Data about app and page elements

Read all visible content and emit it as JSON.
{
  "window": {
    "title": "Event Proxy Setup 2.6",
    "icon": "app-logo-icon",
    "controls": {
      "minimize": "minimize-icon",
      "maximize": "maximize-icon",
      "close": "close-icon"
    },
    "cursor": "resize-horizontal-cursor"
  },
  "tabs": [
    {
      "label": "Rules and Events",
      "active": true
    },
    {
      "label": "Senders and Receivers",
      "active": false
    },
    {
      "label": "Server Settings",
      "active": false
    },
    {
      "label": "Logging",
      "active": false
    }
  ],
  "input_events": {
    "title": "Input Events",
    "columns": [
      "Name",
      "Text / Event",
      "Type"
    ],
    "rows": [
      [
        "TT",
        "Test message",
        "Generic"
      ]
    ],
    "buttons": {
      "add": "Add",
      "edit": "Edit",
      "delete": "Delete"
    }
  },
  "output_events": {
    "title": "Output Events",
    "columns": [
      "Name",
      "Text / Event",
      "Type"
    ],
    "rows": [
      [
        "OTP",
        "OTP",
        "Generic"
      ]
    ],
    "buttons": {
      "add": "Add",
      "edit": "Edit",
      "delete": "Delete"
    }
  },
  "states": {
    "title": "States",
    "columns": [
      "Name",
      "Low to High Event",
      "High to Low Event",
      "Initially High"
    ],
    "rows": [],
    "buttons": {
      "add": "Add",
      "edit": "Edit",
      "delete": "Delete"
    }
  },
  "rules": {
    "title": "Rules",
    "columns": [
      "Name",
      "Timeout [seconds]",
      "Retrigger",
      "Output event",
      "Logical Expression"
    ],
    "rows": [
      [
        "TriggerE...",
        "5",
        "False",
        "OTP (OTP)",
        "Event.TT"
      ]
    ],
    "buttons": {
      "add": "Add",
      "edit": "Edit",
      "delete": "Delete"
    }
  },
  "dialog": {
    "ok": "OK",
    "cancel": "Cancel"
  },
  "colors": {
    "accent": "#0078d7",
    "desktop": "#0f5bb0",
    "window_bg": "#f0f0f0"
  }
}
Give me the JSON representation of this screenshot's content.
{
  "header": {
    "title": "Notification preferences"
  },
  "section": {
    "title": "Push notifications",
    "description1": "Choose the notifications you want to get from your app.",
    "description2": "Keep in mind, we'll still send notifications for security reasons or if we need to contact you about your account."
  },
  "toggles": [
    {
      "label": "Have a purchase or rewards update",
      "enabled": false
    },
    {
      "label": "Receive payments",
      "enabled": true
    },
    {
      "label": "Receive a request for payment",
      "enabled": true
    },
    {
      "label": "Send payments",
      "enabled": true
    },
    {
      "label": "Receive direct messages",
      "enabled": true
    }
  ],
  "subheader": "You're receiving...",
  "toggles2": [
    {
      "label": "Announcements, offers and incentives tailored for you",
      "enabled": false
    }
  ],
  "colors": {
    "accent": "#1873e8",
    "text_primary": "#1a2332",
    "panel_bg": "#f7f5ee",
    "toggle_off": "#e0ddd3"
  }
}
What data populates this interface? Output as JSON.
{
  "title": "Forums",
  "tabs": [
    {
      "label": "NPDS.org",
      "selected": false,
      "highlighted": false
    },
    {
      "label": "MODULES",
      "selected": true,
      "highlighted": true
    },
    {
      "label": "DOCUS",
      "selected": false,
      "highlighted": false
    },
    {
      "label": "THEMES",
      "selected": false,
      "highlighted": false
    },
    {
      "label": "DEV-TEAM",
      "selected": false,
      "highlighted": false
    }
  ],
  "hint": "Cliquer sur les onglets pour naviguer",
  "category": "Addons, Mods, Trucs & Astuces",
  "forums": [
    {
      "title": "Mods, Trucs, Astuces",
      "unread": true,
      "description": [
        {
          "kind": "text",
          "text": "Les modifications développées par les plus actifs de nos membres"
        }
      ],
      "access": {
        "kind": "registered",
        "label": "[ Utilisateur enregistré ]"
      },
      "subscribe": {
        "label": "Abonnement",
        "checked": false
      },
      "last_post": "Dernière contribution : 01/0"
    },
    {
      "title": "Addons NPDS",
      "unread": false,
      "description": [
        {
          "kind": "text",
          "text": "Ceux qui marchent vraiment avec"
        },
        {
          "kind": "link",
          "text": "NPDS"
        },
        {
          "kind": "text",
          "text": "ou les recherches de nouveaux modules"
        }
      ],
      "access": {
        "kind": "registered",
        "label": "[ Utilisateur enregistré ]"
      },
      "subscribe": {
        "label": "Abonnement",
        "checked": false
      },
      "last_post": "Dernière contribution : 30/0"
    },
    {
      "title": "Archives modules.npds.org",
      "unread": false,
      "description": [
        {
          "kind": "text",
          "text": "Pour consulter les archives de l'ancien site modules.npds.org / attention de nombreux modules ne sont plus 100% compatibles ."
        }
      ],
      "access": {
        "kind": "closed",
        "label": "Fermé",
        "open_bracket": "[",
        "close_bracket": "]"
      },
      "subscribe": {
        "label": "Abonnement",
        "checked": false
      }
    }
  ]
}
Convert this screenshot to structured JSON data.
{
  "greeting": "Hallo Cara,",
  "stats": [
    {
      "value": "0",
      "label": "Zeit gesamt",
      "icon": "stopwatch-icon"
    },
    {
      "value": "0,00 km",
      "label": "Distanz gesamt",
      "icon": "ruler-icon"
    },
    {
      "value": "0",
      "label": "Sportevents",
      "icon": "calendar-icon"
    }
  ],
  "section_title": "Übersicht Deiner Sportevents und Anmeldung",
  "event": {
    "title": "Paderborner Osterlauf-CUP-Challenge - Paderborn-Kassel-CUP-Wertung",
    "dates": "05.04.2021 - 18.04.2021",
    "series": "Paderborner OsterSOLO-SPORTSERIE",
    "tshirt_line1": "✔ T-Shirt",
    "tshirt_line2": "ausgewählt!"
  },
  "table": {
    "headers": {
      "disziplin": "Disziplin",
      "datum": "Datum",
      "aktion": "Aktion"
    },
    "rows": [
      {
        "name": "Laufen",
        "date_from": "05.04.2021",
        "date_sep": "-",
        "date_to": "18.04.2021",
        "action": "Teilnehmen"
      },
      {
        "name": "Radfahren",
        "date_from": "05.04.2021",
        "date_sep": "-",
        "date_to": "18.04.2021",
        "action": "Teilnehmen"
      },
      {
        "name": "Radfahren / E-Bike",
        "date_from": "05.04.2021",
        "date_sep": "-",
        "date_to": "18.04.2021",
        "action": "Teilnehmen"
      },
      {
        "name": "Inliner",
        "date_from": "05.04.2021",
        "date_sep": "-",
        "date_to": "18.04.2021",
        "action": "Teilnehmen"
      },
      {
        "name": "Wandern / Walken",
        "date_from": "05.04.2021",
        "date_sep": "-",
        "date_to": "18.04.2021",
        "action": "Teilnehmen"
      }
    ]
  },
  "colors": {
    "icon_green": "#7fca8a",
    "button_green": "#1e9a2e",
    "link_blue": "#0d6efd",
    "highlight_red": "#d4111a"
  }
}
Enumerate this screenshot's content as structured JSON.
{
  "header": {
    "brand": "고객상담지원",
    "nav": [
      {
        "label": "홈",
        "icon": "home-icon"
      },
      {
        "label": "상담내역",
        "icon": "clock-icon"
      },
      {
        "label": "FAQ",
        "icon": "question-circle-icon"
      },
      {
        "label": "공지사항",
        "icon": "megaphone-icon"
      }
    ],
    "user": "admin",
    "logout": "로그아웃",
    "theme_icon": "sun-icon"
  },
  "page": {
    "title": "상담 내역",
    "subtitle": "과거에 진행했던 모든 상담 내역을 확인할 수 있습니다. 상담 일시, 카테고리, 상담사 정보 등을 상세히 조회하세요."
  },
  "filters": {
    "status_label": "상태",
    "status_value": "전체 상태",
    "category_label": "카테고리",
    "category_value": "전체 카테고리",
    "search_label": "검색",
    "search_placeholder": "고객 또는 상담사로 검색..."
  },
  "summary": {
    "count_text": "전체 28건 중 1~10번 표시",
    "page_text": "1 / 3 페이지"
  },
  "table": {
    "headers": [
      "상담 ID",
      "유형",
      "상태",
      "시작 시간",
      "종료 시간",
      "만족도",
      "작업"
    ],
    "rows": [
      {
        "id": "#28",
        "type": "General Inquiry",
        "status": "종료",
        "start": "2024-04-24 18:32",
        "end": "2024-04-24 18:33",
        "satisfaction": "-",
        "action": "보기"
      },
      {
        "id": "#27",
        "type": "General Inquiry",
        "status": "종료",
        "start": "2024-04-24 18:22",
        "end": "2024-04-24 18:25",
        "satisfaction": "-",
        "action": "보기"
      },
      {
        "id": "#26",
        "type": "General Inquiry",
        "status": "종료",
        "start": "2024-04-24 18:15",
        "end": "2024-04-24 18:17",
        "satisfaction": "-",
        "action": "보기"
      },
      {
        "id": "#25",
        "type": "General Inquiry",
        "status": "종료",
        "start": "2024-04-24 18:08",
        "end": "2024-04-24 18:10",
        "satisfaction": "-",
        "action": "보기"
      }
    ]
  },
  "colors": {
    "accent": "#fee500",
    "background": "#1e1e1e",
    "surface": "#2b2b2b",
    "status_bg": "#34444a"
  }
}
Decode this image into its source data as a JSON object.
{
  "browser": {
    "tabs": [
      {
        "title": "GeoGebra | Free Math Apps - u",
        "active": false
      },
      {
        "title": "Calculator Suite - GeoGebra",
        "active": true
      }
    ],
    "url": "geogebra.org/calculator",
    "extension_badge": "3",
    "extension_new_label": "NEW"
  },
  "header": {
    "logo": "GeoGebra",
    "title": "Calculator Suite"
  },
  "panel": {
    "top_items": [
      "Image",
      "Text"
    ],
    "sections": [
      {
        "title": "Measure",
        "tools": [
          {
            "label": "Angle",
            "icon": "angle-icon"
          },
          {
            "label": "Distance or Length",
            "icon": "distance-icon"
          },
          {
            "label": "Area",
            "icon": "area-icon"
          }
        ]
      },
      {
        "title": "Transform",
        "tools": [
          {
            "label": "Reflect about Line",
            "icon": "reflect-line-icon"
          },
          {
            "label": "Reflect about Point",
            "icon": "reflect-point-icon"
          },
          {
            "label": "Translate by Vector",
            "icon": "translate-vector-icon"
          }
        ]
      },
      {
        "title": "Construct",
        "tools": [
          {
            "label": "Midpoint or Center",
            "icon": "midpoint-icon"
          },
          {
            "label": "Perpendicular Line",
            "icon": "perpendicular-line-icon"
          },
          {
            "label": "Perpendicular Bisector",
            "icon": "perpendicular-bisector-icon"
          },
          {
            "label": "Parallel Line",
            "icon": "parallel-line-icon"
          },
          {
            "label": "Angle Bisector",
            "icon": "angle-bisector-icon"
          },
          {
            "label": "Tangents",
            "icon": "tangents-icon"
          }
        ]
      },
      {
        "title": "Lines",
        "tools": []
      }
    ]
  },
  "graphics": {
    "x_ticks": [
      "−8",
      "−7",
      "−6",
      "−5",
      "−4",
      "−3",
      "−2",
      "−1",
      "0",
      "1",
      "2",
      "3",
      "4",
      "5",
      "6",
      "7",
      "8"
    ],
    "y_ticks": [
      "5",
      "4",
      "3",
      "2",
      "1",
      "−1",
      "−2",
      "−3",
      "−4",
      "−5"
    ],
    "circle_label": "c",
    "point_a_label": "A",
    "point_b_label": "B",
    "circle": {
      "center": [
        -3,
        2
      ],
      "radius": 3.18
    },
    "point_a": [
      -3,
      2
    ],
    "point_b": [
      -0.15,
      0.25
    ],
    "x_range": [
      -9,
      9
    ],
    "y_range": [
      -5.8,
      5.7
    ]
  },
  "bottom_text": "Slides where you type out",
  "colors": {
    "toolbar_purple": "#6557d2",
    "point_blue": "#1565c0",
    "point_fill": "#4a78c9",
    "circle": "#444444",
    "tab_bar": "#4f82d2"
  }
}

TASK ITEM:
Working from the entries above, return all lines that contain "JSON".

EXERCISE SOLUTION:
Read all visible content and emit it as JSON.
Give me the JSON representation of this screenshot's content.
What data populates this interface? Output as JSON.
Convert this screenshot to structured JSON data.
Enumerate this screenshot's content as structured JSON.
Decode this image into its source data as a JSON object.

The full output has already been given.